(Interface dataset entries)
+--

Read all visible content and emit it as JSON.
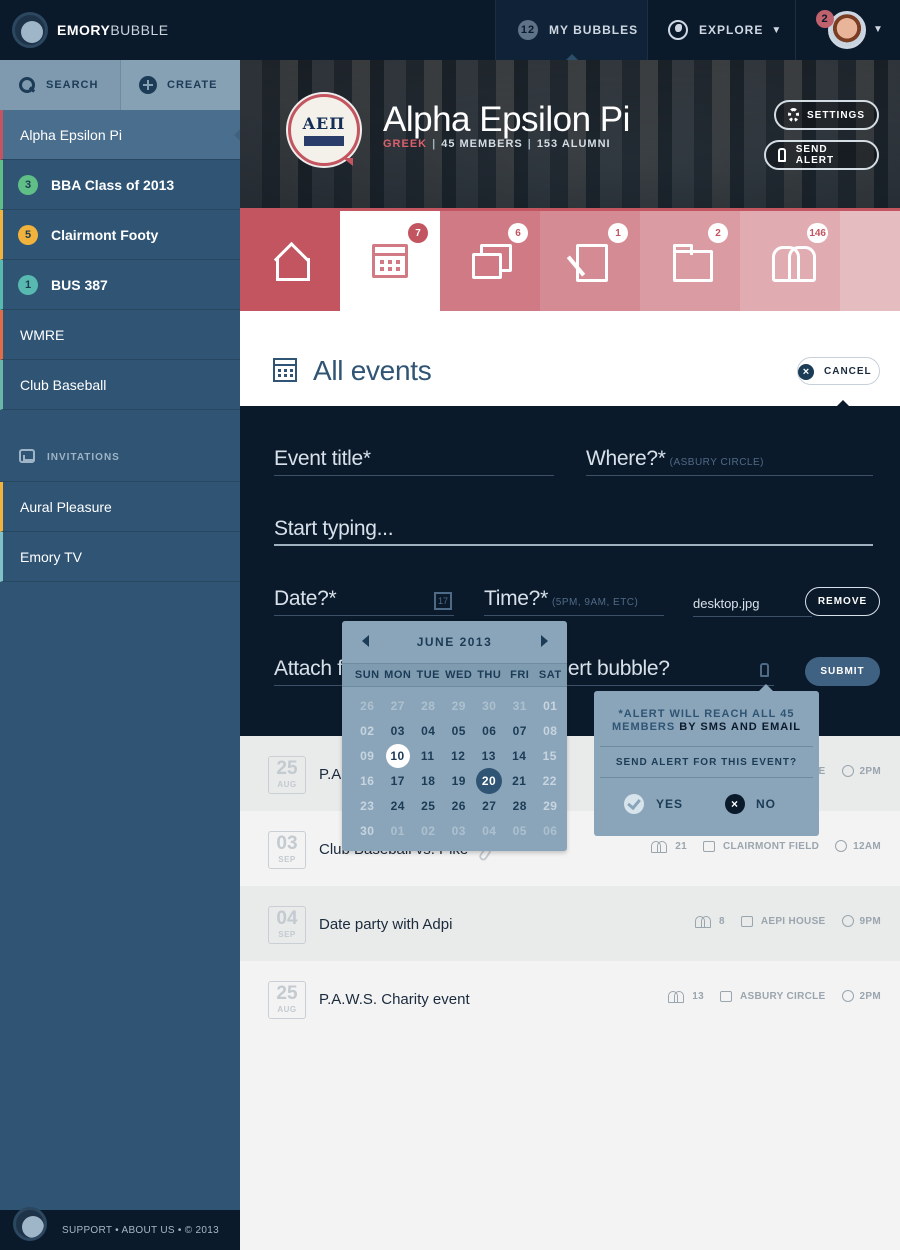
{
  "topbar": {
    "logo_bold": "EMORY",
    "logo_light": "BUBBLE",
    "bubbles_count": "12",
    "bubbles_label": "MY BUBBLES",
    "explore_label": "EXPLORE",
    "notifications": "2"
  },
  "sidebar": {
    "search_label": "SEARCH",
    "create_label": "CREATE",
    "items": [
      {
        "label": "Alpha Epsilon Pi",
        "badge": "",
        "color": "#c2555f"
      },
      {
        "label": "BBA Class of 2013",
        "badge": "3",
        "color": "#5fbf86"
      },
      {
        "label": "Clairmont Footy",
        "badge": "5",
        "color": "#f2b33d"
      },
      {
        "label": "BUS 387",
        "badge": "1",
        "color": "#58b9b0"
      },
      {
        "label": "WMRE",
        "badge": "",
        "color": "#e06d47"
      },
      {
        "label": "Club Baseball",
        "badge": "",
        "color": "#6ab7a8"
      }
    ],
    "invitations_label": "INVITATIONS",
    "invitations": [
      {
        "label": "Aural Pleasure",
        "color": "#f2b33d"
      },
      {
        "label": "Emory TV",
        "color": "#7fc3c9"
      }
    ],
    "footer_text": "SUPPORT • ABOUT US • © 2013"
  },
  "group": {
    "crest_letters": "ΑΕΠ",
    "name": "Alpha Epsilon Pi",
    "category": "GREEK",
    "members": "45 MEMBERS",
    "alumni": "153 ALUMNI",
    "settings_label": "SETTINGS",
    "send_alert_label": "SEND ALERT"
  },
  "tabs": [
    {
      "icon": "home-icon",
      "badge": "",
      "bg": "#c2555f"
    },
    {
      "icon": "calendar-icon",
      "badge": "7",
      "bg": "#ffffff"
    },
    {
      "icon": "chat-icon",
      "badge": "6",
      "bg": "#cf7a84"
    },
    {
      "icon": "document-icon",
      "badge": "1",
      "bg": "#d58b93"
    },
    {
      "icon": "folder-icon",
      "badge": "2",
      "bg": "#da9ba2"
    },
    {
      "icon": "people-icon",
      "badge": "146",
      "bg": "#e0acb1"
    }
  ],
  "page": {
    "title": "All events",
    "cancel_label": "CANCEL"
  },
  "form": {
    "event_title": "Event title*",
    "where_label": "Where?*",
    "where_hint": "(ASBURY CIRCLE)",
    "description_placeholder": "Start typing...",
    "date_label": "Date?*",
    "calendar_icon_number": "17",
    "time_label": "Time?*",
    "time_hint": "(5PM, 9AM, ETC)",
    "file_name": "desktop.jpg",
    "remove_label": "REMOVE",
    "attach_label": "Attach f",
    "alert_label": "ert bubble?",
    "submit_label": "SUBMIT"
  },
  "datepicker": {
    "month": "JUNE 2013",
    "days": [
      "SUN",
      "MON",
      "TUE",
      "WED",
      "THU",
      "FRI",
      "SAT"
    ],
    "weeks": [
      [
        {
          "d": "26",
          "s": "muted"
        },
        {
          "d": "27",
          "s": "muted"
        },
        {
          "d": "28",
          "s": "muted"
        },
        {
          "d": "29",
          "s": "muted"
        },
        {
          "d": "30",
          "s": "muted"
        },
        {
          "d": "31",
          "s": "muted"
        },
        {
          "d": "01",
          "s": "wk"
        }
      ],
      [
        {
          "d": "02",
          "s": "wk"
        },
        {
          "d": "03",
          "s": ""
        },
        {
          "d": "04",
          "s": ""
        },
        {
          "d": "05",
          "s": ""
        },
        {
          "d": "06",
          "s": ""
        },
        {
          "d": "07",
          "s": ""
        },
        {
          "d": "08",
          "s": "wk"
        }
      ],
      [
        {
          "d": "09",
          "s": "wk"
        },
        {
          "d": "10",
          "s": "today"
        },
        {
          "d": "11",
          "s": ""
        },
        {
          "d": "12",
          "s": ""
        },
        {
          "d": "13",
          "s": ""
        },
        {
          "d": "14",
          "s": ""
        },
        {
          "d": "15",
          "s": "wk"
        }
      ],
      [
        {
          "d": "16",
          "s": "wk"
        },
        {
          "d": "17",
          "s": ""
        },
        {
          "d": "18",
          "s": ""
        },
        {
          "d": "19",
          "s": ""
        },
        {
          "d": "20",
          "s": "sel"
        },
        {
          "d": "21",
          "s": ""
        },
        {
          "d": "22",
          "s": "wk"
        }
      ],
      [
        {
          "d": "23",
          "s": "wk"
        },
        {
          "d": "24",
          "s": ""
        },
        {
          "d": "25",
          "s": ""
        },
        {
          "d": "26",
          "s": ""
        },
        {
          "d": "27",
          "s": ""
        },
        {
          "d": "28",
          "s": ""
        },
        {
          "d": "29",
          "s": "wk"
        }
      ],
      [
        {
          "d": "30",
          "s": "wk"
        },
        {
          "d": "01",
          "s": "muted"
        },
        {
          "d": "02",
          "s": "muted"
        },
        {
          "d": "03",
          "s": "muted"
        },
        {
          "d": "04",
          "s": "muted"
        },
        {
          "d": "05",
          "s": "muted"
        },
        {
          "d": "06",
          "s": "muted"
        }
      ]
    ]
  },
  "alert_popover": {
    "message_start": "*ALERT WILL REACH ALL 45 MEMBERS",
    "message_end": "BY SMS AND EMAIL",
    "question": "SEND ALERT FOR THIS EVENT?",
    "yes_label": "YES",
    "no_label": "NO"
  },
  "events": [
    {
      "day": "25",
      "month": "AUG",
      "title": "P.A",
      "attendees": "",
      "location": "LE",
      "time": "2PM",
      "alt": true
    },
    {
      "day": "03",
      "month": "SEP",
      "title": "Club Baseball vs. Pike",
      "attendees": "21",
      "location": "CLAIRMONT FIELD",
      "time": "12AM",
      "alt": false
    },
    {
      "day": "04",
      "month": "SEP",
      "title": "Date party with Adpi",
      "attendees": "8",
      "location": "AEPI HOUSE",
      "time": "9PM",
      "alt": true
    },
    {
      "day": "25",
      "month": "AUG",
      "title": "P.A.W.S. Charity event",
      "attendees": "13",
      "location": "ASBURY CIRCLE",
      "time": "2PM",
      "alt": false
    }
  ]
}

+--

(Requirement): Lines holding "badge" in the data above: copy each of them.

(Solution to this task):
        "badge": "",
        "badge": "3",
        "badge": "5",
        "badge": "1",
        "badge": "",
        "badge": "",
      "badge": "",
      "badge": "7",
      "badge": "6",
      "badge": "1",
      "badge": "2",
      "badge": "146",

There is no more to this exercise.